We made a two-day trip to Iowa this weekend and did some fun and interesting things that I’ll write about in the days to come, but I’m going to post about our last stop first.
We visited the tiny town of Nemaha, Iowa, (population 70), with a couple thousand other people who wanted to see the Farmall Promenade. I had heard about these square-dancing tractors earlier this summer and had it in the back of my mind that I wanted to go see them. Suddenly summer was closing in on us, and we found our opportunity.
As we talked to people in the area, we almost decided against going. One woman told us that the show is really entertaining, but that they were expecting a lot of people and that it would probably be hard to see. Unless they brought in bleachers; maybe they’ll have bleachers, she said . . . but it’s going to be hard to see. With this information, we hemmed and hawed about whether we should go. In the end, we decided that we had nothing to lose, and since my husband and I really did want to see the show, we’d give it a try.
We arrived in Nemaha at 2:45 for the 4:00 show. Attendants showed us where to park, and we headed to the site. The organizers had indeed set up bleachers, as well as benches on hay bales, and space for people who’d brought their own lawn chairs. We spotted an elevated platform with a few chairs on it and staked our claim on the rest of the area. That was definitely our best move, because it allowed us a good view, as well as a little space for the kids to move around without bothering other people. If we hadn’t arrived early, it would have been difficult to find a vantage point for the kids (and us) to really see the show well.
It was hot in Nemaha, and the wait was pretty long, but I’ll give the kids a lot of credit: they handled it well. I had brought snacks and drinks for them, which helped as well, and there were reasonably-priced concessions available.
Finally, at 4:00, the show began. The four groups of Mr. and “Mrs.” boarded their Farmall tractors and the dancing began to the call of a very capable and entertaining Laurie Mason-Schmidt, who put her heart and soul into the show. In between “dances,” there were entertaining bits and some nice tributes to the people who have worked with the Farmall Promenade for the past ten years–the lady who made cookies before every bus trip, the Star Energy station that provided the gas for the tractors and never sent a bill, the wives of the dancer-drivers, and many more.
The best part, though, was the dancing. Watching eight tractors do-si-do and swing their partners was a sight to see. The tractor wheels were often just inches apart as they spun in their circles, and these are tractors without power steering.

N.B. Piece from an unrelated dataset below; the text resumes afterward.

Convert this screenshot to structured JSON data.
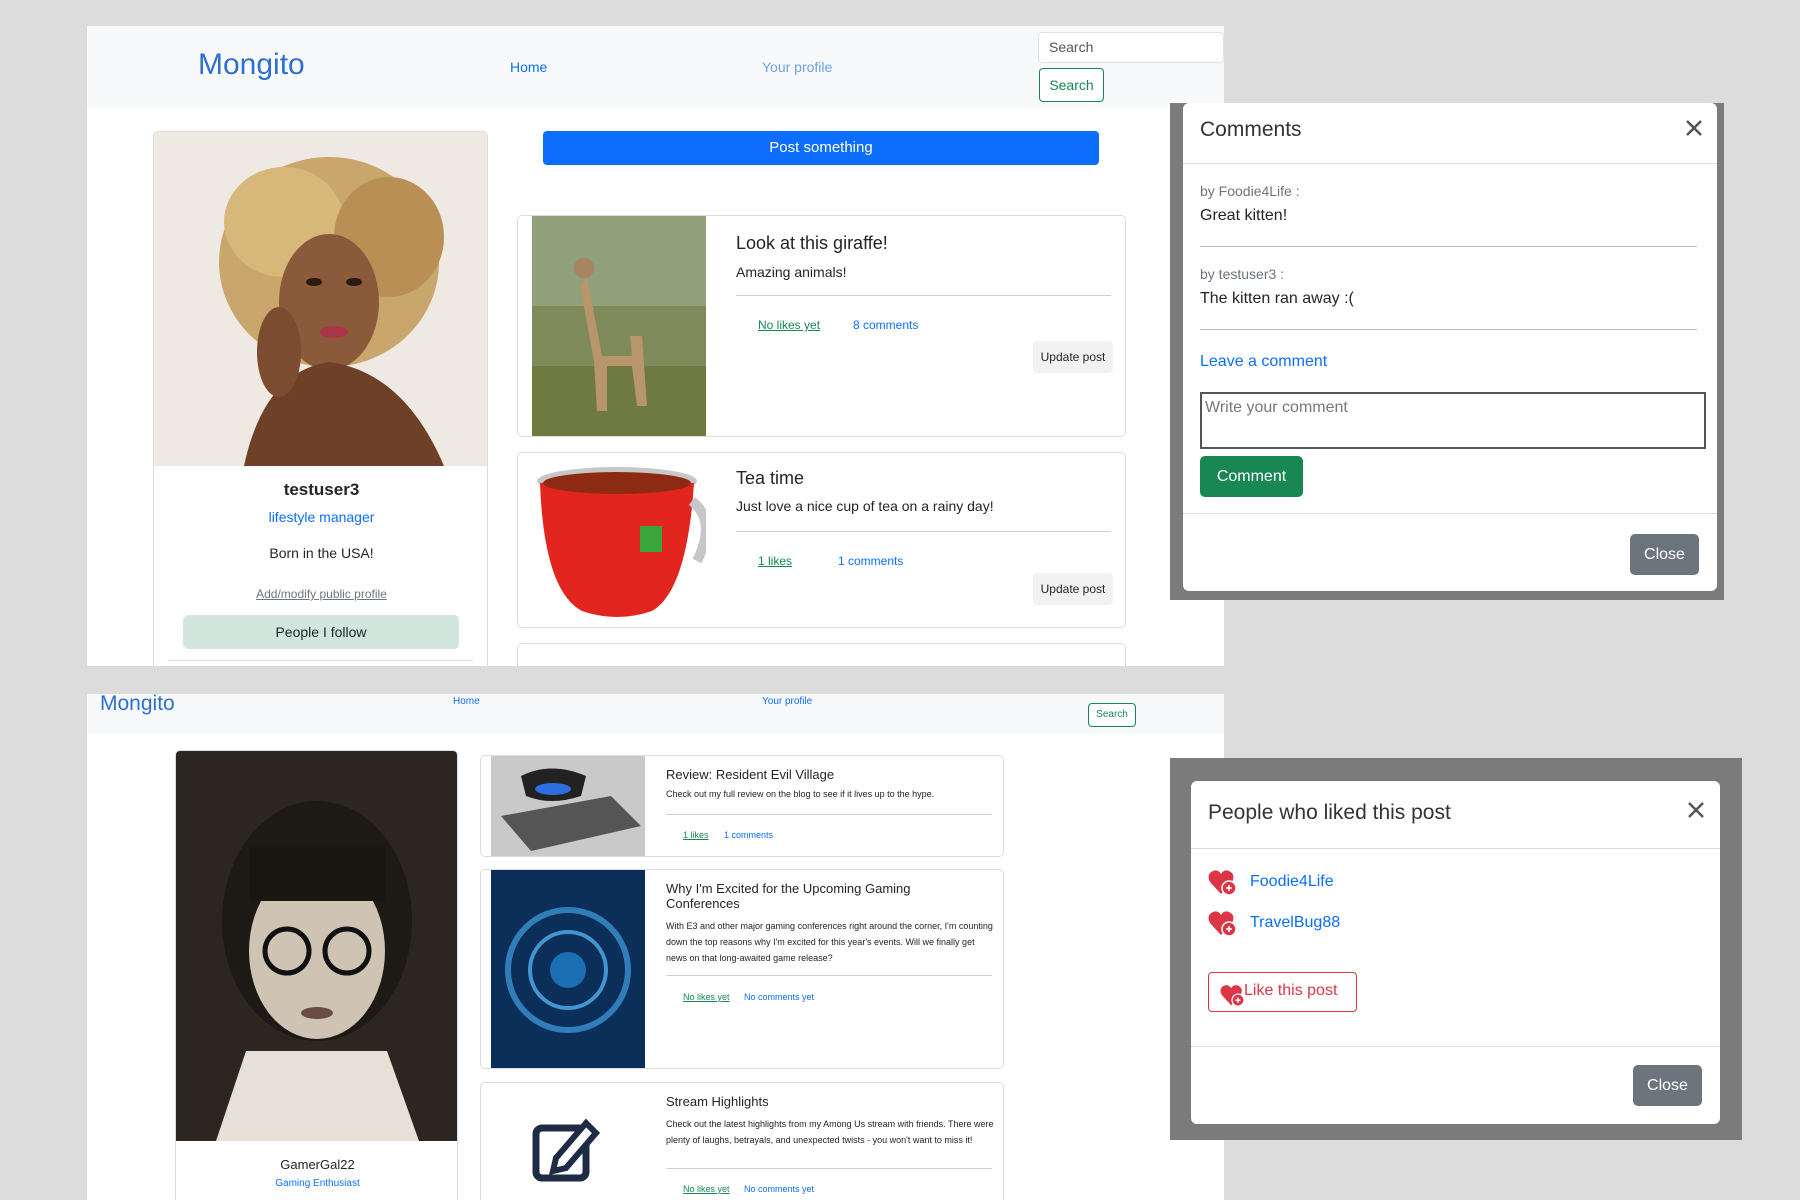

This was small-town Iowa at its best. People from Nemaha and the surrounding communities had gotten the promenade set up for their visitors, and had a meal for 1,800 people planned afterward. From the national anthem to the last bow, I had tears in my eyes several times as I watched how this group of people and their community had come together with something unique and entertaining.
We were so glad we went. The kids each had their own favorite parts–the tractors “wound and wound,” the big circle at the end, the antics of the drivers–and although they complained about the heat, they were fully at attention when the tractors were dancing. It’s hard to describe exactly how and why we enjoyed this so much, but it was really one of the nicest family things we’ve done together.
If you want to go to the Farmall Promenade, well . . . you can’t. You see, this was the last dance. After ten years of promenading, the Farmalls will be parked once again. They’ll be missed.
For more information on the Farmall Promenade, visit www.farmallpromenade.com
I also posted some video clips on Youtube.